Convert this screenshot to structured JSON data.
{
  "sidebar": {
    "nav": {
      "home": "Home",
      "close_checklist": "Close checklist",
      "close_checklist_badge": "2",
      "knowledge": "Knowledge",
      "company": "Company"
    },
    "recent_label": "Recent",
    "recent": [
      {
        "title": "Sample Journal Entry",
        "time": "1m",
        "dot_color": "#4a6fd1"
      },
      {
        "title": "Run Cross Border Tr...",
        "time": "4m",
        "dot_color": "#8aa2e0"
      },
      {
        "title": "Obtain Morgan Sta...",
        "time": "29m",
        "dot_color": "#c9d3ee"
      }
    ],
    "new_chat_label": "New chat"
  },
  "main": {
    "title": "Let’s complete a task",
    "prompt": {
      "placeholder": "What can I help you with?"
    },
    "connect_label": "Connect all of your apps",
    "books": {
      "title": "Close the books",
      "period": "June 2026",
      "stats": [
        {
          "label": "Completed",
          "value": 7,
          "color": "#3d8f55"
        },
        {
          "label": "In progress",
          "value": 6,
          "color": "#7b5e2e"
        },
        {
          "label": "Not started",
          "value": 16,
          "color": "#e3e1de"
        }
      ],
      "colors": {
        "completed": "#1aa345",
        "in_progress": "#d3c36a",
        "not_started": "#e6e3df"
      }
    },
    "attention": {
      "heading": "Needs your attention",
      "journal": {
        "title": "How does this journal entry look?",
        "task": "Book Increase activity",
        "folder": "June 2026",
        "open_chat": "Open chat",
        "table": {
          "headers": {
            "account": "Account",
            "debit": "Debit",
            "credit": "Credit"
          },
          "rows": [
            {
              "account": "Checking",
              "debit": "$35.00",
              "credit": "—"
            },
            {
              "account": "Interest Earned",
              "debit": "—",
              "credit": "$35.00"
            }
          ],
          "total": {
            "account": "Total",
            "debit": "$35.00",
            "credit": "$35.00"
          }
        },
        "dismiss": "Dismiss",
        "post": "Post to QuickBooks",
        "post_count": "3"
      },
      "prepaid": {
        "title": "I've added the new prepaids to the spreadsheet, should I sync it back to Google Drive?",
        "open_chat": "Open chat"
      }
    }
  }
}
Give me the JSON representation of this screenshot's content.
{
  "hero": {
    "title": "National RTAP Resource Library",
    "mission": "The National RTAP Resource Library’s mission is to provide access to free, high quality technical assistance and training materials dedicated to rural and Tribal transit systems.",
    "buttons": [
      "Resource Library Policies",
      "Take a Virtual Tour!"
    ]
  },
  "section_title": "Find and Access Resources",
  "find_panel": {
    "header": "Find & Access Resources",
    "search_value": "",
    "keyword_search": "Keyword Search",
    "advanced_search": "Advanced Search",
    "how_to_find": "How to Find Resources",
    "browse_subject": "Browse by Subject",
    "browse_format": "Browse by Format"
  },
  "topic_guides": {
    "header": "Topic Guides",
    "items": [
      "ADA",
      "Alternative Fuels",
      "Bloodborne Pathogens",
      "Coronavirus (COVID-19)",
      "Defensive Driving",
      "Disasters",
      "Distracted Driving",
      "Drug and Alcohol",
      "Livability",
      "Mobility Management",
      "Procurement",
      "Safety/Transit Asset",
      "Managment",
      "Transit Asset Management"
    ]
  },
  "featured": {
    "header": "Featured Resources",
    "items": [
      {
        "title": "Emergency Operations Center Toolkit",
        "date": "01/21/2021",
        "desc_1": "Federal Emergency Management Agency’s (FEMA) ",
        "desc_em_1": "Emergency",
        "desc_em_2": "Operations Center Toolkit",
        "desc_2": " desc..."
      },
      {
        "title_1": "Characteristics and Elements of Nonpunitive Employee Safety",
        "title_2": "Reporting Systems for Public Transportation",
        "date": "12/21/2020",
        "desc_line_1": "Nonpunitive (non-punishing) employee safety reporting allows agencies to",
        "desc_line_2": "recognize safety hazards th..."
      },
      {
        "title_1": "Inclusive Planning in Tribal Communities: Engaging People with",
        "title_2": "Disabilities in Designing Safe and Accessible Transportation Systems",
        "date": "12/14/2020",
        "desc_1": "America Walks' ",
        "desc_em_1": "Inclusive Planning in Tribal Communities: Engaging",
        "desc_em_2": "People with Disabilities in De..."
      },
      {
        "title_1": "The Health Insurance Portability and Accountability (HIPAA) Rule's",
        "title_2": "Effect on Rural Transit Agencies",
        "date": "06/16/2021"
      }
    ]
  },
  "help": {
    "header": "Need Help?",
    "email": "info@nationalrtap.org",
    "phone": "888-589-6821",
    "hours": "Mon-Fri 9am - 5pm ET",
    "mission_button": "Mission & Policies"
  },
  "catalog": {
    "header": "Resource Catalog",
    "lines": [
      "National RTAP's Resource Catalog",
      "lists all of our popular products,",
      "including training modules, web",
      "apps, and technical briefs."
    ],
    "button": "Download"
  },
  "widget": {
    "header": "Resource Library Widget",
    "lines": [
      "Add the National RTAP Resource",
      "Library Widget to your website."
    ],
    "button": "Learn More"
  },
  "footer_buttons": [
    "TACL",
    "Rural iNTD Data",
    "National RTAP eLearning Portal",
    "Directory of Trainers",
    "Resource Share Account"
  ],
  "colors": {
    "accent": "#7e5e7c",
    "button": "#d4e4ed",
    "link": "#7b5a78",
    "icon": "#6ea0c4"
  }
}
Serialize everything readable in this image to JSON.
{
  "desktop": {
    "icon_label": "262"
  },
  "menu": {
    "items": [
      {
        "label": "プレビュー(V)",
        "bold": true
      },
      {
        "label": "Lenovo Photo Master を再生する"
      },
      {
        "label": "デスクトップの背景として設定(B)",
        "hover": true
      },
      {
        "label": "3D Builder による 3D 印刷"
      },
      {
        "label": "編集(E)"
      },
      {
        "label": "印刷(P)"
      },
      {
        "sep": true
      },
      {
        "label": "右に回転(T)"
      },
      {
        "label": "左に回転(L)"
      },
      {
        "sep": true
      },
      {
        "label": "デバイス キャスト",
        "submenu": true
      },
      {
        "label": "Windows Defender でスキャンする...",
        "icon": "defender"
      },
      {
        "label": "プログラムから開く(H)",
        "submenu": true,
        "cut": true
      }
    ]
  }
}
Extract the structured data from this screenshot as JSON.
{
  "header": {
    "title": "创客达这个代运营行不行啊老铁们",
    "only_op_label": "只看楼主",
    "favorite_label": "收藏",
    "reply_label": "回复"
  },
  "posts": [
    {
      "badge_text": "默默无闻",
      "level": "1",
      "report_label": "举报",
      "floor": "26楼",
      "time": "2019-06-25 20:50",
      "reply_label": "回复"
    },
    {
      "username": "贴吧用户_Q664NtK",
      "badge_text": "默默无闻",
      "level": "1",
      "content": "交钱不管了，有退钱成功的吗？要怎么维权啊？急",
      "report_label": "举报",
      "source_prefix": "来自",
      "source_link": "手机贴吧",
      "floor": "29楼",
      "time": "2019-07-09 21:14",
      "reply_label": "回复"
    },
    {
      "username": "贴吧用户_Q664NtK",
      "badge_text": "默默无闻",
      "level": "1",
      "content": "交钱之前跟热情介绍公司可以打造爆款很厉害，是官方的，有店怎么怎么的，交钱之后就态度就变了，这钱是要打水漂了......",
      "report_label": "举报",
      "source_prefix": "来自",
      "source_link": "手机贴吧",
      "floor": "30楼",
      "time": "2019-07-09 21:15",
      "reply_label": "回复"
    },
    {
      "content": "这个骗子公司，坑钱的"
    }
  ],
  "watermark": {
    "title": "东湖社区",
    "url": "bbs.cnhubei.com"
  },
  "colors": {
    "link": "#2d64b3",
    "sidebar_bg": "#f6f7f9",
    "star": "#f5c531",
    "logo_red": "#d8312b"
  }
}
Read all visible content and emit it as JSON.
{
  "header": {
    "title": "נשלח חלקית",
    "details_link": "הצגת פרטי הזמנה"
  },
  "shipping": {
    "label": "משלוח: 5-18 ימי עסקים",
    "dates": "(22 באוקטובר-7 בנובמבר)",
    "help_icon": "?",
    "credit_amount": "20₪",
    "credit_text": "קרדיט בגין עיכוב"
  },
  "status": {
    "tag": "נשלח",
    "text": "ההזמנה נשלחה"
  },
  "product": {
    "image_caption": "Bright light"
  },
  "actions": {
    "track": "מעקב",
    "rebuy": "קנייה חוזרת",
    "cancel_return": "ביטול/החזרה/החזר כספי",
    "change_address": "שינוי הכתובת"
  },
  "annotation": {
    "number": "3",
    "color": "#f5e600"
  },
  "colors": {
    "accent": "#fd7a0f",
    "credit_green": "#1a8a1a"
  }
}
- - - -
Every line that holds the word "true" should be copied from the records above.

### Output below
        "bold": true
        "hover": true
        "sep": true
        "sep": true
        "submenu": true
        "submenu": true,
        "cut": true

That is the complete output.